BC I’d hate to think anyone is sick of the sight of me, although I wouldn’t blame them. It’s just crazy. I’ve overexposed myself! Actually that sounds a bit dirty (laughs). No, it is a real high point and I’m really enjoying it. I’m proud of every single project. I can genuinely say that it is varied enough, as a slate, to not fear too much overexposure. I just hope the public agree because they are seeing a lot of me.
Q Are you getting used to all the fans and the screaming at premieres?
BC Not at all! I don’t think I’ll ever get used to that. It all feels very peculiar. My day job is standing in front of a camera, that’s true, but it’s under very different circumstances because I’m in character and I’m doing my job. I’m an actor, not a spokesperson, a political pundit or an expert. While I dabble with the ideas and try to get a handle on the subject matter to give it some integrity and depth and understanding, beyond that I try to let the work speak for itself.

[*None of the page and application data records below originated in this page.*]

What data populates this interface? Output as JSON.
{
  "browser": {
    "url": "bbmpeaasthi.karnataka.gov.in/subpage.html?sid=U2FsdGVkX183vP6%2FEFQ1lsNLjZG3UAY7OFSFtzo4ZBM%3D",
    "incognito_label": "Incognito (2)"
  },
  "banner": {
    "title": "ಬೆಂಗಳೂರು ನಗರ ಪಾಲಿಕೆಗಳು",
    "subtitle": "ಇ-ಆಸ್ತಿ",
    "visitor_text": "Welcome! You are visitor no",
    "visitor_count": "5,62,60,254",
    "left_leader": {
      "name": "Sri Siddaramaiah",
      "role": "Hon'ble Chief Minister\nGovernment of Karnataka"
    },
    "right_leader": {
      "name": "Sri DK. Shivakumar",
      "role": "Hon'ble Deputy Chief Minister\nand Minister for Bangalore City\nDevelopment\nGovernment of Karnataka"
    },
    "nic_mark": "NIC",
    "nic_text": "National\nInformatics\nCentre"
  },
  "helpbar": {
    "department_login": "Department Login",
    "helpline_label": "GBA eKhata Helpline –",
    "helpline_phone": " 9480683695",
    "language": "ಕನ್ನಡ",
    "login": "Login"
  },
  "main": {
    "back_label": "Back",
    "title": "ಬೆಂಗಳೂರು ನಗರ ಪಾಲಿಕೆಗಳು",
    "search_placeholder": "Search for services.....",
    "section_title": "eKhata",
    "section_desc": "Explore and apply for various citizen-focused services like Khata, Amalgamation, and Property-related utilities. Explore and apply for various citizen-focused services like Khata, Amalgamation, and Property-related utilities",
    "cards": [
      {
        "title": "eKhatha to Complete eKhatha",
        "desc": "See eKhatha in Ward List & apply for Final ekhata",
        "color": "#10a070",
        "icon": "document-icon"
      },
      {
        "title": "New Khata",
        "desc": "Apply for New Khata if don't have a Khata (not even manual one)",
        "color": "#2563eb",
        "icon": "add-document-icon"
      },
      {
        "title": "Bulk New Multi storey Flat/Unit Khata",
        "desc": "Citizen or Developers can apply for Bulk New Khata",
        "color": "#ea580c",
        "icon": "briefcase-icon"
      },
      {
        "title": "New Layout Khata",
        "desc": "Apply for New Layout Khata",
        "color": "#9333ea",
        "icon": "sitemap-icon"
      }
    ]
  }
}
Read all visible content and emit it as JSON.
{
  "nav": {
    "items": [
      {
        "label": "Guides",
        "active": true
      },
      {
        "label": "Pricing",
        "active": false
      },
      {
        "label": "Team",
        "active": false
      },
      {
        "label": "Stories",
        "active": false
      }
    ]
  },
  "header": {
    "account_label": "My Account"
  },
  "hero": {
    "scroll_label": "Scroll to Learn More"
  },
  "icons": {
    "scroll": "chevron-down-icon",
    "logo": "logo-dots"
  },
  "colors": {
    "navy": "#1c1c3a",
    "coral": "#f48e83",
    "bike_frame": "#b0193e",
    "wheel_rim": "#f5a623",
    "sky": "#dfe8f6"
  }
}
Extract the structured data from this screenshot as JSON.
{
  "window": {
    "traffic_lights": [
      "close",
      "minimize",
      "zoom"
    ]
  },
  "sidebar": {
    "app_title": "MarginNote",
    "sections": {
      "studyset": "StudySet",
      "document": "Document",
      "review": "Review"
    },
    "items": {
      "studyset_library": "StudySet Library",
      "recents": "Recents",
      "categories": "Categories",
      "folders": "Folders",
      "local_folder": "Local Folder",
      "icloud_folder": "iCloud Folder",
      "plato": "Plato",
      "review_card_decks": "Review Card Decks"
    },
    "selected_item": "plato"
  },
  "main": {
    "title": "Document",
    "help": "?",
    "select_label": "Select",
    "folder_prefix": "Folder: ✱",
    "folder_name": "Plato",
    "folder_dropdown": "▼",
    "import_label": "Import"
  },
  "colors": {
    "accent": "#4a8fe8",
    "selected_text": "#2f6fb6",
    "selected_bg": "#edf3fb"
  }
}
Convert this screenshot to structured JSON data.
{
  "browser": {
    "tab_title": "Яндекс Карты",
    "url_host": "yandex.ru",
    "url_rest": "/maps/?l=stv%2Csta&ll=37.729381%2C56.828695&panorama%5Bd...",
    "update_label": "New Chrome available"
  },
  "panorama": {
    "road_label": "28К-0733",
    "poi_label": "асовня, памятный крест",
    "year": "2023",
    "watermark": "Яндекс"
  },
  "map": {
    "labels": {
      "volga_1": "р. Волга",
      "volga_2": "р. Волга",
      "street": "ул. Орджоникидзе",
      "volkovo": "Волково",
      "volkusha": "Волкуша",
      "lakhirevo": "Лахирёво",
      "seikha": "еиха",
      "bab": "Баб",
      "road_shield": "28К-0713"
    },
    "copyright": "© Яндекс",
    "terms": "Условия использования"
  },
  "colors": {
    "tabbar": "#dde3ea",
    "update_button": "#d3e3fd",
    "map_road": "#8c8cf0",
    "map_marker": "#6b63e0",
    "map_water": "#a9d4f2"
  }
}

Q But you are enjoying your star status?
BC I am enjoying myself, yes. It would be really churlish to complain about anything to be honest. I’m very fortunate to be in the position I’m in.
Q How was it to be involved in 12 Years A Slave and a movie that won Best Picture at the Oscars?
BC I only had a small role in that fantastic film, but just to be involved was amazing. Steve McQueen is a fantastic director. It was an intense film to work on but so rewarding and to be there at the Oscars was thrilling and a very proud moment for everyone involved.
Q There was so much secrecy surrounding your recent return as Sherlock Holmes. Is that hard to keep up?
BC It is but it’s always lovely to be back as Sherlock. He’s a character that I truly love and it’s always a treat to wear that hair again and be back with Watson.
Q You have a very close relationship with Martin Freeman who plays Watson…
BC We’re great friends and working with Martin is a joy. He’s a brilliant actor and a fantastic Watson and his performance in coping with what he believed was the death of his best friend was an integral part of where the third series started. But Martin is an adorable man and blissfully, ridiculously funny and entertaining.
Q When were you first aware of Sherlock Holmes as a character?
BC I would have been about 12 years old when I first read a Sherlock story and it immediately made me hungry for more. Those stories are just very addictive reading, and it’s an utterly absorbing world. It’s just a really rich tapestry of characters and extraordinary adventures.
Q What do you do to prepare for a return as Sherlock?
BC The character is familiar to me now, so in terms of research I don’t have to do too much. Physically, I do a little swimming and yoga. It sounds funny I suppose, but I find it helps.
Q With Sherlock, Star Trek and The Hobbit, you’ve been exposed to some of the most obsessive fans there are. What were you obsessed with growing up?
BC Not much really. I loved certain Saturday TV staples like Knight Rider, The A-Team and even Baywatch – yes I had some sophistication when I was younger (laughs).
Q When people stop you in the street, which role do they want to talk to you about?
BC It’s mostly Sherlock. Even in America it’s Sherlock I get asked about most. It’s amazing just how many people have seen it over there. I get a few Trekkies, too.
Q How does it feel to be voted one of the sexiest men in the world?
BC Erm, baffling? No, I’ve been doing this job for a long time and it’s only recently that I’ve been blessed with this incredible good fortune by way of incredible opportunities. A side effect of all that is that kind of thing and it’s as funny to me as it is flattering.
Q Will we soon be seeing the last of you as Sherlock?
BC I genuinely don’t know. That’s not me trying to be mysterious. None of us knows if there will be a fourth, fifth or sixth series. (x)